I have written about this many times, my proclivity for people-watching. It is a natural extension of my curiosity about humanity. I’ve always done it and it has been brought to my attention more than once and I have come close to being punched over it. Note to self, when a large drunk at a bar says “what are you looking at?”, don’t say “you don’t know either?”. I barely talked myself out of that one. Generally speaking, I don’t mean anything by it I’m just very aware of people. I study them.
It has occurred to me recently that people-watching is situational. Sometimes it is just observing, casually playing the guessing game.
What does that guy do for work?

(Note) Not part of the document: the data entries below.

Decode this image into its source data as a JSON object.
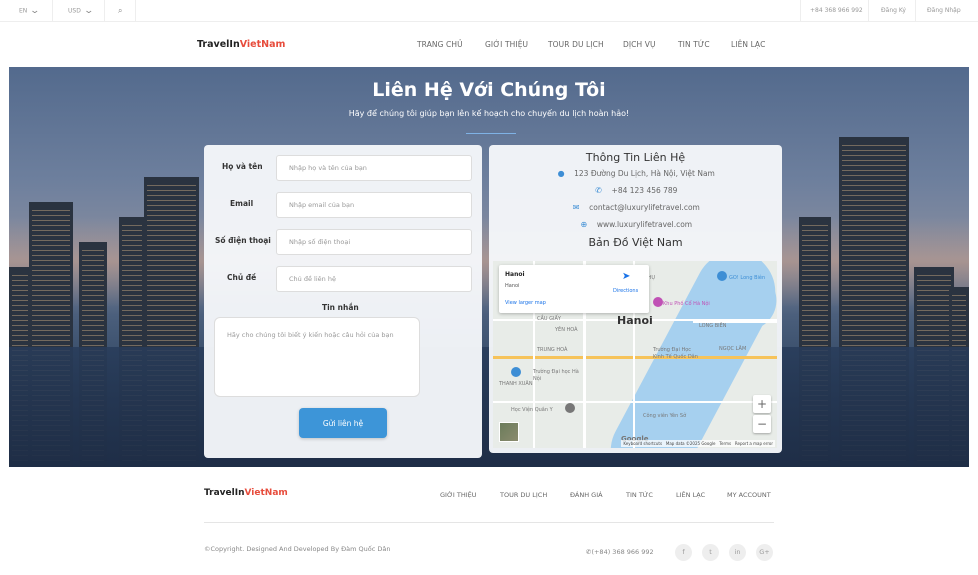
{
  "topbar": {
    "language": "EN",
    "currency": "USD",
    "phone": "+84 368 966 992",
    "register": "Đăng Ký",
    "login": "Đăng Nhập"
  },
  "header": {
    "logo_main": "TravelIn",
    "logo_accent": "VietNam",
    "nav": [
      "TRANG CHỦ",
      "GIỚI THIỆU",
      "TOUR DU LỊCH",
      "DỊCH VỤ",
      "TIN TỨC",
      "LIÊN LẠC"
    ]
  },
  "hero": {
    "title": "Liên Hệ Với Chúng Tôi",
    "subtitle": "Hãy để chúng tôi giúp bạn lên kế hoạch cho chuyến du lịch hoàn hảo!"
  },
  "form": {
    "name_label": "Họ và tên",
    "name_placeholder": "Nhập họ và tên của bạn",
    "email_label": "Email",
    "email_placeholder": "Nhập email của bạn",
    "phone_label": "Số điện thoại",
    "phone_placeholder": "Nhập số điện thoại",
    "subject_label": "Chủ đề",
    "subject_placeholder": "Chủ đề liên hệ",
    "message_label": "Tin nhắn",
    "message_placeholder": "Hãy cho chúng tôi biết ý kiến hoặc câu hỏi của bạn",
    "submit": "Gửi liên hệ"
  },
  "contact_info": {
    "title": "Thông Tin Liên Hệ",
    "address": "123 Đường Du Lịch, Hà Nội, Việt Nam",
    "phone": "+84 123 456 789",
    "email": "contact@luxurylifetravel.com",
    "website": "www.luxurylifetravel.com",
    "map_title": "Bản Đồ Việt Nam"
  },
  "map": {
    "popup_title": "Hanoi",
    "popup_sub": "Hanoi",
    "directions": "Directions",
    "larger_map": "View larger map",
    "city_label": "Hanoi",
    "google": "Google",
    "footer_keyboard": "Keyboard shortcuts",
    "footer_data": "Map data ©2025 Google",
    "footer_terms": "Terms",
    "footer_report": "Report a map error",
    "place_labels": [
      "GO! Long Biên",
      "Khu Phố Cổ Hà Nội",
      "YÊN PHỤ",
      "CẦU GIẤY",
      "LONG BIÊN",
      "YÊN HOÀ",
      "NGỌC LÂM",
      "TRUNG HOÀ",
      "Trường Đại Học Kinh Tế Quốc Dân",
      "Trường Đại học Hà Nội",
      "Học Viện Quân Y",
      "Công viên Yên Sở",
      "THANH XUÂN"
    ]
  },
  "footer": {
    "logo_main": "TravelIn",
    "logo_accent": "VietNam",
    "nav": [
      "GIỚI THIỆU",
      "TOUR DU LỊCH",
      "ĐÁNH GIÁ",
      "TIN TỨC",
      "LIÊN LẠC",
      "MY ACCOUNT"
    ],
    "copyright": "©Copyright. Designed And Developed By Đàm Quốc Dân",
    "phone": "(+84) 368 966 992",
    "social": [
      "f",
      "t",
      "in",
      "G+"
    ]
  },
  "icons": {
    "search": "search-icon",
    "chevron": "chevron-down-icon",
    "location": "map-marker-icon",
    "phone": "phone-icon",
    "email": "envelope-icon",
    "globe": "globe-icon"
  },
  "colors": {
    "accent_red": "#e74c3c",
    "button_blue": "#3d95d8",
    "icon_blue": "#3d8ed5"
  }
}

Is she happy or just pretending?
Is that dad a good dad or not?
Sometimes I dig a little deeper and in a more melancholy manner.
Does that guy playing on his phone while out to dinner with his family know that he is missing out on a memory right now?
Does that clearly harrowed professional-type at the bar know (or care) that he is killing himself for a job that would replace him if he dropped dead tomorrow?
Is that older gent sitting on a park bench at 11 on a Tuesday enjoying the day or missing someone right now?
The great epiphany I recently had was that my inquiries and observations were based on the place I was in at the time mentally. To be more specific, was I in a good mood or bad? Was I healthy or ill? Was I feeling good about my place in life or battling with the ever-present-in-my-life inferiority complex. That revelation opened up a whole new line of thinking for me. I realized that much of it, and this brings me no joy at all, was a comparison/contrast. In other words, how, if at all, do I compare to them? This extends to Social Media as well. Am I the only person to ever see someone’s profile and wish my life was as good as theirs? Sure, there are people who give credence to this…
But there are also people who really do have a great life and their FB is accurate. While I genuinely try to be happy for everyone and I enjoy the aspect of FB that allows you to see what people you know and like are up to, depending on where I am at the time I am capable of comparing notes and subject to the green-eyed monster known as envy.
This was never as bad for me, in real life as well as scrolling Social Media, as when I was sick on dialysis. I was broke, sick, and depressed and everyone’s life looked better than mine. Despite not really believing that my current situation was in any way a result of bad choices but instead illness, I people-watched as a jealous fucking teenager.
When I recovered from my illness, I people-watched from a much better place both publicly and on Social Media. I was outwardly and genuinely happy for people and able to study people in a more objective, superficial, and harmless manner. On social media, I mostly marveled at the apparent failure of the educational system for graduating people with no knowledge of spelling and sentence structure. In public, I was drawn more to the happier people and focused on what their secret to happiness was. Any negative observations were mostly focused on negative and angry people. I also identified with the unhappy. I will always be the champion of the unhappy among us and will always want to understand. Maybe to identify causes that I can understand, definitely to help. Any envious tendencies would focus on the physical; mainly guys in better shape than I because I will always, always, always want to look better. This damn body dysmorphia will never go away.
I could, but won’t go on and on. You get the point (I hope). I am pointing out that people-watching, as in life itself, depends on the perspective from which it is being viewed. It is just another layer to contemplate as I watch my fellow humans on their journey along this giant spinning rock…
From what place does this observation come from, where is it going and what can I learn from it?